Once you have been trained by your doctor or physical therapist as to the best way to use the TENS device in your training program, make sure you resist the temptation to turn the frequency up too high. Remember, there is a limit to the pain relief you can experience with at TENS unit. Putting the frequency too high will actually cause you to have more pain. If you notice your muscles contracting near the electrodes, it is set too high. Otherwise, as long as you are properly trained and have followed these safety rules, you can use a TENS unit to reduce the pain from a past injury as you continue your workout routine.

Source: ezinearticles.com

‘Profile’ TENS Unit - A Must for Health Professionals

Friday, August 28th, 2009

Do you use TENS units in your healthcare practice?
If not, I advise you to research the eye opening results of TENS units’ effectiveness in pain relief for many conditions ranging from back pain to arthritis. The physical effects of the electrical stimulation, coupled with the psychological effects of the patient having control over their pain, can take months off of recovery time producing a happy patient likely to refer you to others.
If you already use TENS in your practice you will know how effective they can be. However, health care providers can only advise a patient how to take a course of medicine, how and when to use physiotherapy equipment or do certain stretches etc and how to use a TENS unit.
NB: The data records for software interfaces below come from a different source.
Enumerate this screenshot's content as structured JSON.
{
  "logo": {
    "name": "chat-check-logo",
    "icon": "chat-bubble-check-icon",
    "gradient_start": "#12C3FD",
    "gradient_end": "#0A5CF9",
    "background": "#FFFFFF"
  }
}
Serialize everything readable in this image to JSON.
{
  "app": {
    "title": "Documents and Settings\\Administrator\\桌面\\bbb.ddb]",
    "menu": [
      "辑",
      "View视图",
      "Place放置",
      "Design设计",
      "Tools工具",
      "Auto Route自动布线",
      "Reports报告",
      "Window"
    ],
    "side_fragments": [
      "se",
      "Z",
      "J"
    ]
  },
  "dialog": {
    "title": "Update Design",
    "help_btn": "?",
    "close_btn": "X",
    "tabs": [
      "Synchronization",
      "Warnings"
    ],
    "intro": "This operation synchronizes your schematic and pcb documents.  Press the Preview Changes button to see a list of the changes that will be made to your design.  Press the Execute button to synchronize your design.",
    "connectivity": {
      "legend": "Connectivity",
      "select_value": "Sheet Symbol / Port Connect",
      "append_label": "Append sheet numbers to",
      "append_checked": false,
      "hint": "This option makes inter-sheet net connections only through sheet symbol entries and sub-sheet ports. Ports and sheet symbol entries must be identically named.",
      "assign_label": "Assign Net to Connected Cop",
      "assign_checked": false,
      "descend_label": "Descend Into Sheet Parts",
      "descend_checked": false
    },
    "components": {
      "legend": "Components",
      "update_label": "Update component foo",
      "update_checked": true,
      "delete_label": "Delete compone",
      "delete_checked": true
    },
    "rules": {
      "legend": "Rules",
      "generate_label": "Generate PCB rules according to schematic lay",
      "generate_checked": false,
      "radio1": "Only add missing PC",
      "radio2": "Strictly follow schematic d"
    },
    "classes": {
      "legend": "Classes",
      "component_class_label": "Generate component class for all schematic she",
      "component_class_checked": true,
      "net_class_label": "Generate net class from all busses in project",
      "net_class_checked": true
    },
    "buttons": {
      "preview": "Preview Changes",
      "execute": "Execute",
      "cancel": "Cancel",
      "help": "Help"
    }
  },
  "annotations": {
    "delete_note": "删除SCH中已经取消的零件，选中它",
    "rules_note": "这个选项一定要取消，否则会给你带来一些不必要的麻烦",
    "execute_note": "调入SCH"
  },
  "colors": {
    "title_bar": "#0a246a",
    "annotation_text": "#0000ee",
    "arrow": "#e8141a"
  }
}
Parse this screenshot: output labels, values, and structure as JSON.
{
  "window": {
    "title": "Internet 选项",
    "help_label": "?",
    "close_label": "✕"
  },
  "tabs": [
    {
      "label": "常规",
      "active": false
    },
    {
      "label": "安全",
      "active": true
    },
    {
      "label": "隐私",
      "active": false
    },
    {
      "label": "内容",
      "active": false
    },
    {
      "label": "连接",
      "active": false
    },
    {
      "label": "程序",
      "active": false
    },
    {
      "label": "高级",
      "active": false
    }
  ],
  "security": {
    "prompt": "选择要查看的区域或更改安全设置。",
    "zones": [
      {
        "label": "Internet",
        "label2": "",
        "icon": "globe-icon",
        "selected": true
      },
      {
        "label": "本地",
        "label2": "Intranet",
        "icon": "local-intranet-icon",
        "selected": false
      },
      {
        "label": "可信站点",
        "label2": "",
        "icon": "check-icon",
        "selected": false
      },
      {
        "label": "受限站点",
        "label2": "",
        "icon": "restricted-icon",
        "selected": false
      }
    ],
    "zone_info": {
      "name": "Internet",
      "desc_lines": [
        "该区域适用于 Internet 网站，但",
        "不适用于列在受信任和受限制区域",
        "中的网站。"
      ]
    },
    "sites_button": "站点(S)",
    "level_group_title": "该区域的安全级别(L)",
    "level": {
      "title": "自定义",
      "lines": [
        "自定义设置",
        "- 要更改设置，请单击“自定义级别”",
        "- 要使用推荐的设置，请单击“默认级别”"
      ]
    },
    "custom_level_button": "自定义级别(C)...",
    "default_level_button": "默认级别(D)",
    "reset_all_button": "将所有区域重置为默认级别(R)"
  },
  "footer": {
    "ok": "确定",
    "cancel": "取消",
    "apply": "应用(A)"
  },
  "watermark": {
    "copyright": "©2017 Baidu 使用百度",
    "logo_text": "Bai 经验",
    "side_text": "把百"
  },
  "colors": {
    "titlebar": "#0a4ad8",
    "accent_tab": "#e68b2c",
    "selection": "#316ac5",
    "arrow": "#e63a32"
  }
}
There is no saying as to whether their guidelines are followed; you have only their word to trust, and anyone who has been a patient knows, it sometimes feels better to expand the truth to not appear negatively in front of your practitioner.
A ‘Profile’ TENS unit is a patient’s AND health professional’s dream. It has all the features and more of the other TENS units for a highly effective treatment: it can treat two areas of pain, has 50 options of pulse rate, 10 options of pulse width and a timer with 7 selectable settings. It boasts 5 different ‘modes’ which are pre-programmed treatments including different pulse rates, widths and bursts. Its digital interface makes it smoother to use and clearer to read and it has an anti-shock system preventing harm from an accidental drop.
However, where it REALLY rises above other TENS units is in its area of ‘professional’ functions beneficial to the healthcare provider. Professional Function 1 records how long the unit is used for. It boasts a 99 hour memory of usage for the health professional to be able to see exactly what the patient has done since the last meeting. Professional Function 2 memorizes how many times the unit is used and Professional Function 3 locks the device at a particular setting required by the health professional so the patient only has to hit ‘play’. Combine these professional functions and you have a highly useful, effective complimentary treatment that works for both patient and healthcare provider.

Source: buzzle.com